I rented a DAT-machine and tackle and, with Eberhard Blum as my sound engineer, travelled by plane, bus, and rental car to Gloucestershire. On the eve of the ringing at Littledean, barely a week past the autumnal equinox, Blum and I stood with Mary Pollard before her hillside house Gazebo in the full light of the harvest moon. Below us, winking with the lights of a hundred hamlets, towns, and roadways, lay the broad Vale of Severn through which the Great Bend of the river wound its way southwestward toward the distant glow of Bristol and its Channel. From our lookout, we tracked the progress of the Severn Bore’s** spring-tide currents, as the river turned in its bed and flowed upstream, undulating in the moonlight like the glistening coils of a colossal water snake. The next morning, six volunteer ringers gathered in the bell chamber of St. Ethelbert’s church tower to ring the rounds and changes on their six bells—F#, E, D, C, A#, G#—according to “720 Plain Bob Minor,” the method we’d agreed upon.
Back in Berlin, the processing and adjustments needed to produce a finished soundtrack from the tape were carried out by a sound-technician friend. Quite apart from questions of technical formatting, we had to contend with two additional difficulties, the first being that the ringers had gotten off to a rocky start after the beginning rounds had been rung and the actual change-ringing began (one of them thought they were to ring a different method***); the second was that during the ringing of the closing rounds, a tractor had appeared out of nowhere over the rise of a neighboring field—very much like an absent-minded soloist bumbling onstage during the last strains of an ensemble piece—to perform with the bells. All the same, I had a sound matrix for the film, and though the project was to lay dormant for six more years, digital animation of the visual sequence was accomplished in the summer of 2000.
Primarily as a tribute to the uncanny swelling of the River Severn that we had had the great good luck to witness in the light of a full autumnal moon, yet not without a modicum of self-mockery, apropos its uninflected character, I chose to call the completed filmwork not simply TIDE, after the bookwork on which it is based, but TIDE; or, The Bore.
It is with no trace of irony whatsoever that the work is dedicated to the memory of Mary Pollard, without whose high heart (and tongue in cheek) the entire undertaking must have come to naught.
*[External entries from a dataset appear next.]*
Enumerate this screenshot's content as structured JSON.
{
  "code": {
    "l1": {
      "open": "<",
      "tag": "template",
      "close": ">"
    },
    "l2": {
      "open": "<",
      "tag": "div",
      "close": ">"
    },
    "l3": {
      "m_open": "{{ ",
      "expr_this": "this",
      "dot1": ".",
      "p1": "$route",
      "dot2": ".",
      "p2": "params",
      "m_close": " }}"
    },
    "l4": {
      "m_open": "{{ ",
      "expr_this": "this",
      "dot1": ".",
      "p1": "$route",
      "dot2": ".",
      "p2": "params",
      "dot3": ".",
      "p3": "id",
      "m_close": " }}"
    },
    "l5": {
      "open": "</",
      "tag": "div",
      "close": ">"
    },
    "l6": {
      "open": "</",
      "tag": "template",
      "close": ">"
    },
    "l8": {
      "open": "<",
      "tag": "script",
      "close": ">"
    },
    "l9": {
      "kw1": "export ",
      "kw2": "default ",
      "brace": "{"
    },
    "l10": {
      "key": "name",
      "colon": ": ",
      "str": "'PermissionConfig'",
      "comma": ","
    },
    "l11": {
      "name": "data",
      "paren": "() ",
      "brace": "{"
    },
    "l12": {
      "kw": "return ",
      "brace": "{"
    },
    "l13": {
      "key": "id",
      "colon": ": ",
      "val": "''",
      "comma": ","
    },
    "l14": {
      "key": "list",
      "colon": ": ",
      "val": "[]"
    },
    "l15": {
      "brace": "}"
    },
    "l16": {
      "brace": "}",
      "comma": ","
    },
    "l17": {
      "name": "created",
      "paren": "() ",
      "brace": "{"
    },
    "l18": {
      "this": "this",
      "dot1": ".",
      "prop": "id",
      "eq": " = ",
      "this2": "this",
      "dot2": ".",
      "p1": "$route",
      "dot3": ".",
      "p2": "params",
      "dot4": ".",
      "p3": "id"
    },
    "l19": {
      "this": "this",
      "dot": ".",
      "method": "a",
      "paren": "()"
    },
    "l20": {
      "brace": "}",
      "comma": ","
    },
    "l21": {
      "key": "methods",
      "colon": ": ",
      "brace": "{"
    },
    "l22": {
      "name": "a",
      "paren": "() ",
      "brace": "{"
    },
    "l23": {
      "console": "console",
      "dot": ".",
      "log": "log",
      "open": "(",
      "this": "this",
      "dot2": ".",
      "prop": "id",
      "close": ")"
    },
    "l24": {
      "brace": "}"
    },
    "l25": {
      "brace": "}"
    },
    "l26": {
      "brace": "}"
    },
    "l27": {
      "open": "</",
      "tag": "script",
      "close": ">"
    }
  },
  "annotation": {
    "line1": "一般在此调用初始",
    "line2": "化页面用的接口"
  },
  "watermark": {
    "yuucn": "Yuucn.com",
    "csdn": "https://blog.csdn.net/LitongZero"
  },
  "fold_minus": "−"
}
She lived in her ancient stone house, with its matchless view of “England’s Green and Pleasant Land,” from the time she was ten or eleven until she died there suddenly, alone and far too soon, in February 1997.
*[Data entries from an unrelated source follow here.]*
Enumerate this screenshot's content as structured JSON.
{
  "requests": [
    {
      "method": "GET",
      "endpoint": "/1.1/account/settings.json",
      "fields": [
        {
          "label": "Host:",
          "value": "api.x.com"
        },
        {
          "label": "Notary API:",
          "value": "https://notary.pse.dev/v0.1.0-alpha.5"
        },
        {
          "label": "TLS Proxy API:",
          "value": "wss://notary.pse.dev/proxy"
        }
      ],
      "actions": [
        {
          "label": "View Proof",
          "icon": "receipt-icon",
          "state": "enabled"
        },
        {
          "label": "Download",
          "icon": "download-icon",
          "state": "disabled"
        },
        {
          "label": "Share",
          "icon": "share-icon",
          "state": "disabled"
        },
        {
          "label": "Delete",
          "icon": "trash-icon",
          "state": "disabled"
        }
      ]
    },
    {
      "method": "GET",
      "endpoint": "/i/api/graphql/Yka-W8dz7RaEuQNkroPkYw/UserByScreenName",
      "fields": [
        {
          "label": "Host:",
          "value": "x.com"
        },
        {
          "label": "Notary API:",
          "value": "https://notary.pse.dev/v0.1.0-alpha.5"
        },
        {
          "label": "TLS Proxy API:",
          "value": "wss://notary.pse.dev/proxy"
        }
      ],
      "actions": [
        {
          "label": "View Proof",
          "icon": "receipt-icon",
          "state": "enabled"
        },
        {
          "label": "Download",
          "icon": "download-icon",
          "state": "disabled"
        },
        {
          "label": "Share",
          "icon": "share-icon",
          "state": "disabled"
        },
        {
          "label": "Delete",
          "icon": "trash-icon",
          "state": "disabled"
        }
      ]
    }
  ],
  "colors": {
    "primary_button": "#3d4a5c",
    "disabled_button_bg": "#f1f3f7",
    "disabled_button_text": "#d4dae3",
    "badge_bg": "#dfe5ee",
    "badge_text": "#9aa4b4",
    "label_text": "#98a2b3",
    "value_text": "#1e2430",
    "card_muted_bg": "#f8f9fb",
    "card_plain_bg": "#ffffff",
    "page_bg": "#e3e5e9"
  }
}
My Holyoke forebears once hailed from Staffordshire, sixty miles—and four centuries—from our recording site. They are said to have borne the escutcheon so described: Azure à chevron Argent cotised Or between three crescents Argent.
* TIDE; or, The Bore was first shown on 15 September 2000 at the finissage of the exhibition SIGNS at the Bauhaus-Archiv, Berlin.
** A tidal bore occurs when the flood tide crowds into an estuary so as to create a swell that travels up the river against its current’s natural direction—an effect usually most pronounced around the vernal and autumnal equinoxes, and, as a tidal phenomenon, of course strongly influenced by the phases of the moon.
*** Due to mishaps during its recording, TIDE's soundtrack does not give an entirely accurate representation of “720 Plain Bob Minor.” The initial and final round-ringing have been manipulated here to compensate for material that had to be deleted; the change-ringing is, particularly at its outset, somewhat muddled.